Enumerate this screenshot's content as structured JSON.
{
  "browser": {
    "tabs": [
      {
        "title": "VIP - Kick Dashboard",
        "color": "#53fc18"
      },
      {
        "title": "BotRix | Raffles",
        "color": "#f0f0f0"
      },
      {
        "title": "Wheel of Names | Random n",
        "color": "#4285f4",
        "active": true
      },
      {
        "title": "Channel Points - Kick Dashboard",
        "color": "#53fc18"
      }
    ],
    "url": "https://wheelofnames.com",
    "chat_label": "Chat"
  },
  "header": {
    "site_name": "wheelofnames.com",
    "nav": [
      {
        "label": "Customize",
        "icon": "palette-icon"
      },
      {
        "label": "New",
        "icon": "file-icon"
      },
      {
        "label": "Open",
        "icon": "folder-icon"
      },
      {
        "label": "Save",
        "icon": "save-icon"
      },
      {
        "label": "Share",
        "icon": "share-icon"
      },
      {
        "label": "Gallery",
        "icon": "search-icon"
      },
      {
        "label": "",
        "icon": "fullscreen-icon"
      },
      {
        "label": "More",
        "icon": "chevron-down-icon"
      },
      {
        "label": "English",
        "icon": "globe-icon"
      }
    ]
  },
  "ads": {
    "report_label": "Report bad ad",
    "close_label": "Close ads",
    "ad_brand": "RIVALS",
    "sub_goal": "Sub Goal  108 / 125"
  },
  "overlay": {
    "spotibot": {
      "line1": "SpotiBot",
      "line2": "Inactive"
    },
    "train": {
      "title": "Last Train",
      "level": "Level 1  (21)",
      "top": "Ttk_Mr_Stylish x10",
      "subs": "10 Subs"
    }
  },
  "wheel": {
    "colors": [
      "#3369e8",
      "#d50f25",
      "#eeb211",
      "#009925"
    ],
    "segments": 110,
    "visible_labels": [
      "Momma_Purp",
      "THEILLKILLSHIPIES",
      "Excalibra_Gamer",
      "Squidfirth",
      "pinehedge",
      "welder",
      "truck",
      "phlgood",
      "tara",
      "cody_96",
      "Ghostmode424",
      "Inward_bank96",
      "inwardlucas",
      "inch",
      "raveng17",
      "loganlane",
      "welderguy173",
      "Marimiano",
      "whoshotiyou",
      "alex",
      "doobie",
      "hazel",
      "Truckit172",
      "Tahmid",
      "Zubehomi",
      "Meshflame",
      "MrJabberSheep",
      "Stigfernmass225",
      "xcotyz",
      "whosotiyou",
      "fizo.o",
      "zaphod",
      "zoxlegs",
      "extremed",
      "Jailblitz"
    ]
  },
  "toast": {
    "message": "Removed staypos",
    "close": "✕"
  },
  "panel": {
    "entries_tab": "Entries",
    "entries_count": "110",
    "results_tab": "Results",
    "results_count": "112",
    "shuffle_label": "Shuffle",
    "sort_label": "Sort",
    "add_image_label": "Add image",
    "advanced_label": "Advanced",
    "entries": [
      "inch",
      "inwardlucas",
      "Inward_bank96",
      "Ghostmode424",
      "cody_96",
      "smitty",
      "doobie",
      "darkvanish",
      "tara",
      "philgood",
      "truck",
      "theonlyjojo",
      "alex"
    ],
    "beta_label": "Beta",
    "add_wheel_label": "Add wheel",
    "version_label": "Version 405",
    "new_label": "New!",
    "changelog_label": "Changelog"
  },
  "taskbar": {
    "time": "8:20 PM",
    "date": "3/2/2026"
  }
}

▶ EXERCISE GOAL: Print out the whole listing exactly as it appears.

▶ RESPONSE TO THE TASK:
Enumerate this screenshot's content as structured JSON.
{
  "browser": {
    "tabs": [
      {
        "title": "VIP - Kick Dashboard",
        "color": "#53fc18"
      },
      {
        "title": "BotRix | Raffles",
        "color": "#f0f0f0"
      },
      {
        "title": "Wheel of Names | Random n",
        "color": "#4285f4",
        "active": true
      },
      {
        "title": "Channel Points - Kick Dashboard",
        "color": "#53fc18"
      }
    ],
    "url": "https://wheelofnames.com",
    "chat_label": "Chat"
  },
  "header": {
    "site_name": "wheelofnames.com",
    "nav": [
      {
        "label": "Customize",
        "icon": "palette-icon"
      },
      {
        "label": "New",
        "icon": "file-icon"
      },
      {
        "label": "Open",
        "icon": "folder-icon"
      },
      {
        "label": "Save",
        "icon": "save-icon"
      },
      {
        "label": "Share",
        "icon": "share-icon"
      },
      {
        "label": "Gallery",
        "icon": "search-icon"
      },
      {
        "label": "",
        "icon": "fullscreen-icon"
      },
      {
        "label": "More",
        "icon": "chevron-down-icon"
      },
      {
        "label": "English",
        "icon": "globe-icon"
      }
    ]
  },
  "ads": {
    "report_label": "Report bad ad",
    "close_label": "Close ads",
    "ad_brand": "RIVALS",
    "sub_goal": "Sub Goal  108 / 125"
  },
  "overlay": {
    "spotibot": {
      "line1": "SpotiBot",
      "line2": "Inactive"
    },
    "train": {
      "title": "Last Train",
      "level": "Level 1  (21)",
      "top": "Ttk_Mr_Stylish x10",
      "subs": "10 Subs"
    }
  },
  "wheel": {
    "colors": [
      "#3369e8",
      "#d50f25",
      "#eeb211",
      "#009925"
    ],
    "segments": 110,
    "visible_labels": [
      "Momma_Purp",
      "THEILLKILLSHIPIES",
      "Excalibra_Gamer",
      "Squidfirth",
      "pinehedge",
      "welder",
      "truck",
      "phlgood",
      "tara",
      "cody_96",
      "Ghostmode424",
      "Inward_bank96",
      "inwardlucas",
      "inch",
      "raveng17",
      "loganlane",
      "welderguy173",
      "Marimiano",
      "whoshotiyou",
      "alex",
      "doobie",
      "hazel",
      "Truckit172",
      "Tahmid",
      "Zubehomi",
      "Meshflame",
      "MrJabberSheep",
      "Stigfernmass225",
      "xcotyz",
      "whosotiyou",
      "fizo.o",
      "zaphod",
      "zoxlegs",
      "extremed",
      "Jailblitz"
    ]
  },
  "toast": {
    "message": "Removed staypos",
    "close": "✕"
  },
  "panel": {
    "entries_tab": "Entries",
    "entries_count": "110",
    "results_tab": "Results",
    "results_count": "112",
    "shuffle_label": "Shuffle",
    "sort_label": "Sort",
    "add_image_label": "Add image",
    "advanced_label": "Advanced",
    "entries": [
      "inch",
      "inwardlucas",
      "Inward_bank96",
      "Ghostmode424",
      "cody_96",
      "smitty",
      "doobie",
      "darkvanish",
      "tara",
      "philgood",
      "truck",
      "theonlyjojo",
      "alex"
    ],
    "beta_label": "Beta",
    "add_wheel_label": "Add wheel",
    "version_label": "Version 405",
    "new_label": "New!",
    "changelog_label": "Changelog"
  },
  "taskbar": {
    "time": "8:20 PM",
    "date": "3/2/2026"
  }
}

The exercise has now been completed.